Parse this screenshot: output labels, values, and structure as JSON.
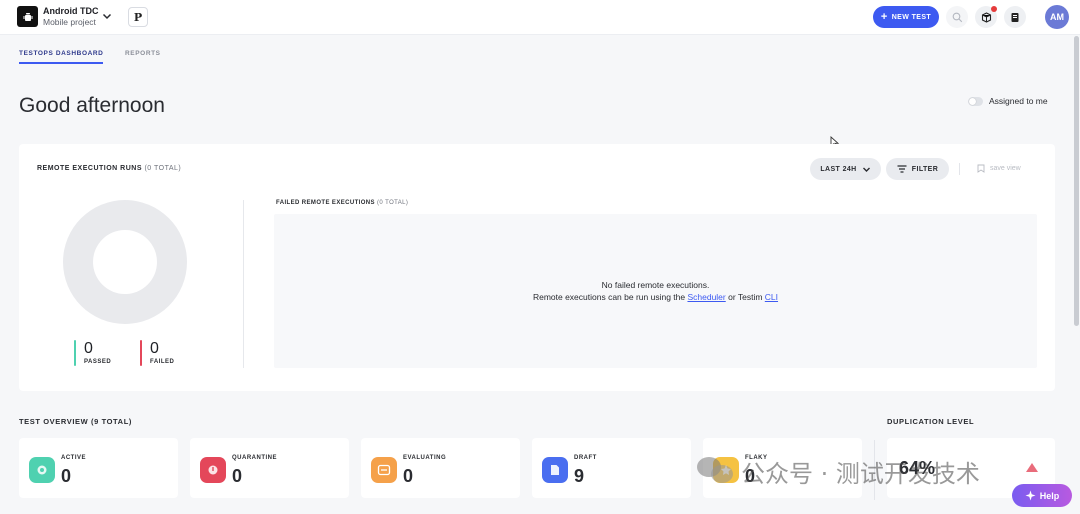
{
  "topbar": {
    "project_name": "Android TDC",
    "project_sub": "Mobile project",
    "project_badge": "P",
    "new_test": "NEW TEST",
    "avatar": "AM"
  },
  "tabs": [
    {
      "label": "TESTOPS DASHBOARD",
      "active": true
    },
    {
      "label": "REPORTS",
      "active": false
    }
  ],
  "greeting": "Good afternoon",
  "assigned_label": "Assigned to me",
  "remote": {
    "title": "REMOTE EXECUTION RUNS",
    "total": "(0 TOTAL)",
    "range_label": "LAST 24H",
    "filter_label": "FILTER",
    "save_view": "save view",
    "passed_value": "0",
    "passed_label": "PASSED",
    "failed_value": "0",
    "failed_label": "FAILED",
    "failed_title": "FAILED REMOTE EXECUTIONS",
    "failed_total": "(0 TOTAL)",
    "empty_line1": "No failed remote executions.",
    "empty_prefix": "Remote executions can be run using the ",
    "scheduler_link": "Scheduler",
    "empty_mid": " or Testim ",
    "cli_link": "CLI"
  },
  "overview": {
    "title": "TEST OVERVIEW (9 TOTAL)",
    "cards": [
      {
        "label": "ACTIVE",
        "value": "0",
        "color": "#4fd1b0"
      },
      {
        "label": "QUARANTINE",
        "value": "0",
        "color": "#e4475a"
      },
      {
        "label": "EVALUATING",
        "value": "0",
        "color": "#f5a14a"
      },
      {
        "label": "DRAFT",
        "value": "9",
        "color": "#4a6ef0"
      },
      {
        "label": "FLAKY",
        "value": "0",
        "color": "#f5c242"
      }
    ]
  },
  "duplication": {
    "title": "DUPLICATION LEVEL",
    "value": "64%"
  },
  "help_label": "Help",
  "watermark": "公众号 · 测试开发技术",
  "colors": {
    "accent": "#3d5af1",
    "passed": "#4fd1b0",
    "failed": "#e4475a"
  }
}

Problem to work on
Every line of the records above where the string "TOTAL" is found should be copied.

Task output
    "total": "(0 TOTAL)",
    "failed_total": "(0 TOTAL)",
    "title": "TEST OVERVIEW (9 TOTAL)",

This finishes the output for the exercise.